The FDA announcement was based on two recent studies, which were both observational, retrospective studies that compared historical data for prescriptions filled with historical data about adverse cardiovascular events. Neither study measured testosterone levels to confirm that the men actually took the drug, or if their testosterone levels changed, during the time period tracked. Neither study was a prospective, randomized, controlled trial, so no causal link can be concluded from the findings.
Dr. Morgentaler, the original men’s health expert who coined the term ‘low T’ long before it was co-opted by drug companies, says, “The overall increased reported risk in both studies is very small. People have looked at cardiovascular risks with testosterone in over 200 studies over 20 years. This is not a brand-new field. Nor did these studies provide some fantastical new and powerful way of looking at this topic. For that reason I’m surprised and somewhat dismayed at some of the comments that have been made about this. I think that the reason that these two relatively weak, highly statistical retrospective studies have generated so much media attention is because they tap into the hormonophobia that we last saw around women and hormones.”

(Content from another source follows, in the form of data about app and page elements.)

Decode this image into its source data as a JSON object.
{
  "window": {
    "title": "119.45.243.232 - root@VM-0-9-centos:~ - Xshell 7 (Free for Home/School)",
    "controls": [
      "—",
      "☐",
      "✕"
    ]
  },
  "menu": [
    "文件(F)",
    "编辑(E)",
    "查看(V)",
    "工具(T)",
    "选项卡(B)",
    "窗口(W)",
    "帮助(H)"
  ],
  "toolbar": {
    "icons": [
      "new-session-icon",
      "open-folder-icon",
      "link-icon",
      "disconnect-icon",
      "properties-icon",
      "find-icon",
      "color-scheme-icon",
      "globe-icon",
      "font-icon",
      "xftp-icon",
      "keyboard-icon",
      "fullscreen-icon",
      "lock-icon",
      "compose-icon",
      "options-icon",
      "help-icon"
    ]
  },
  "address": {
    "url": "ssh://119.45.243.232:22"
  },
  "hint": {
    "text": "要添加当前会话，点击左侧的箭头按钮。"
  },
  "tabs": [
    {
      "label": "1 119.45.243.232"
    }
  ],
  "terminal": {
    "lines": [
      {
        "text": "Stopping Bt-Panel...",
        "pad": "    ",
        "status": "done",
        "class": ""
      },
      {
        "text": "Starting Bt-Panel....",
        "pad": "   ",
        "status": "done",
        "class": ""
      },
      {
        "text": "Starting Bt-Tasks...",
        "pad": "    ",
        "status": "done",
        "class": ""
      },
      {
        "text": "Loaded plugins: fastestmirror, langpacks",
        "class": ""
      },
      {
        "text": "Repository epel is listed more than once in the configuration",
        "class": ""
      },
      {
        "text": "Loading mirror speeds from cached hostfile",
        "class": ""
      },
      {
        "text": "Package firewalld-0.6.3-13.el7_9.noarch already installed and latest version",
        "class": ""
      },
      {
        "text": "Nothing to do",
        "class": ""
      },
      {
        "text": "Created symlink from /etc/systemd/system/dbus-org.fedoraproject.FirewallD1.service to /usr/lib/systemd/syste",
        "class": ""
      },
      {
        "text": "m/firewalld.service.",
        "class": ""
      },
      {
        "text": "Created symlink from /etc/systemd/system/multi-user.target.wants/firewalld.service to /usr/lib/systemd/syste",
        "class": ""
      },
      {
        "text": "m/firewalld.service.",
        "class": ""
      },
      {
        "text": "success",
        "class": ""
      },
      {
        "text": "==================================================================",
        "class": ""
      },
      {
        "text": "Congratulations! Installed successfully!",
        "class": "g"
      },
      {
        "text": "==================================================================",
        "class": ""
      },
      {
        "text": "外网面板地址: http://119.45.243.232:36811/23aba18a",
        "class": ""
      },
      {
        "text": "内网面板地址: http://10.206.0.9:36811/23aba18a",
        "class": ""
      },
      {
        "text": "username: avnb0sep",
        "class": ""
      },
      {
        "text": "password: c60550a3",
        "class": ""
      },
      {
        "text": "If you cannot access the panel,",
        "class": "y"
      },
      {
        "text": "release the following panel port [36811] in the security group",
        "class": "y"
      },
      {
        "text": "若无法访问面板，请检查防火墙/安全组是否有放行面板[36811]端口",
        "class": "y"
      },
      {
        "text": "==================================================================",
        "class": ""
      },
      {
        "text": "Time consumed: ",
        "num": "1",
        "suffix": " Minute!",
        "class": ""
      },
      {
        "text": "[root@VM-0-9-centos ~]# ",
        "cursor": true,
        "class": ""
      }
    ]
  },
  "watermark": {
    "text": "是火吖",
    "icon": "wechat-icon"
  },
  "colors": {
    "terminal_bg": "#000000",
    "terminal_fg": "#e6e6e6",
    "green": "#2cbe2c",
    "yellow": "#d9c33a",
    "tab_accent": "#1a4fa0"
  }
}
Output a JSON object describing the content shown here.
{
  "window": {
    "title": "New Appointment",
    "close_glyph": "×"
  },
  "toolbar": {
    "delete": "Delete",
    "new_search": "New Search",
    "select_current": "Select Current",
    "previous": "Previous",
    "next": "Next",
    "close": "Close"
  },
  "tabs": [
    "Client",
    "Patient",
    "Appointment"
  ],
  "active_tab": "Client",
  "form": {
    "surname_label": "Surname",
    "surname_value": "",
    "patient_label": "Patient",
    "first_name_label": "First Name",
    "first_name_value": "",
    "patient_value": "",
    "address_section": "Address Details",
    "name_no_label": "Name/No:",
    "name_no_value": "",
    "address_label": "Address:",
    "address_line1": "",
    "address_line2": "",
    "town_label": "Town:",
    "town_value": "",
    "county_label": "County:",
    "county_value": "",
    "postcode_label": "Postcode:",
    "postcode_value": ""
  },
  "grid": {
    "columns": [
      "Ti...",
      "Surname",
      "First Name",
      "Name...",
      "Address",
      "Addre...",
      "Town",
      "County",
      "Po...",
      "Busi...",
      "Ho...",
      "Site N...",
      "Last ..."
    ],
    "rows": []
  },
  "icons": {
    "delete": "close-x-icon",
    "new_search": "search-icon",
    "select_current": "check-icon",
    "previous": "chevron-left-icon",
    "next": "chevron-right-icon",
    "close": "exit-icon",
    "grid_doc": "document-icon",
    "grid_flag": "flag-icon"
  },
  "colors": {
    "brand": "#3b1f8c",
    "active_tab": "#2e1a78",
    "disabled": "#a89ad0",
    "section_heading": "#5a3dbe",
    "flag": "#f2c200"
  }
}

- PLOS ONE: Increased Risk of Non-Fatal Myocardial Infarction Following Testosterone Therapy Prescription in Men. Finkle WD, et al., January 29, 2014, DOI: 10.1371/journal.pone.0085805.
- JAMA: Association of Testosterone Therapy with Mortality, Myocardial Infarction, and Stroke in Men with Low Testosterone Levels. Vigen, R. et al. November 6 2013, correction January 15, 2014; 310(17):1829-1836. doi:10.1001/jama.2013.280386.
Both studies have serious drawbacks in how they were designed and how conclusions were drawn. Neither study provides the quality of evidence that we should expect to inform medical decisions. A further issue is that the JAMA paper was corrected since original publication, so many mainstream media outlets ran with stories based on incorrect original language that presented figures as absolute rates of occurrence. Refer to our blog post, The Low T Story: Hunting for the Truth, to read in depth about the drawbacks of each study and how it can be difficult to draw fair conclusions from retrospective, observational studies, especially when they rely on high-level statistical calculations.
On the bright side, there may be more reliable information soon. The National Institute of Aging and collaborating partners are currently conducting The Testosterone Trial in Older Men, a randomized, placebo-controlled prospective trial among 800 older men with low T levels. Researchers at 12 sites across the U.S. are studying whether testosterone treatment (AndroGel) results in favorable changes in physical function, sexual function, vitality, cognition and anemia as well as cardiovascular risk factors and bone mineral density. The study began in November 2009 and completion is expected by July 2015. As a randomized controlled trial among men using testosterone therapy who will have blood work and other health variables tracked as the study progresses, this approach promises to deliver the quality of evidence needed to make informed medical decisions.
In the meantime, The Endocrine Society is advising doctors to discuss potential risks of adverse cardiovascular events with patients and to continue monitoring patients carefully. Patients who have been using testosterone therapy should not stop their medication without consulting their health-care provider. Side effects from prescription testosterone products should continue to be reported to the FDA MedWatch program.
- Testosterone for Life: Recharge Your Vitality, Sex Drive, Muscle Mass & Overall Health by Abraham Morgentaler, MD, associate clinical professor of urology, Beth Israel Deaconess Medical Center, Harvard Medical School and director of Men’s Health Boston.
- Keep It Up: The Power of Precision Medicine to Conquer Low T and Revitalize Your Life By Florence Comite, MD, endocrinologist practicing precision medicine at ComiteMD in New York City.
- Testosterone Therapy for Men – Medline Plus
- Testosterone Topical Gel – Medline Plus
- Testosterone Buccal System – Medline Plus
Stephen Colbert Weighs in on Low-T Medication
Published: March 6, 2014
Last updated: March 20, 2014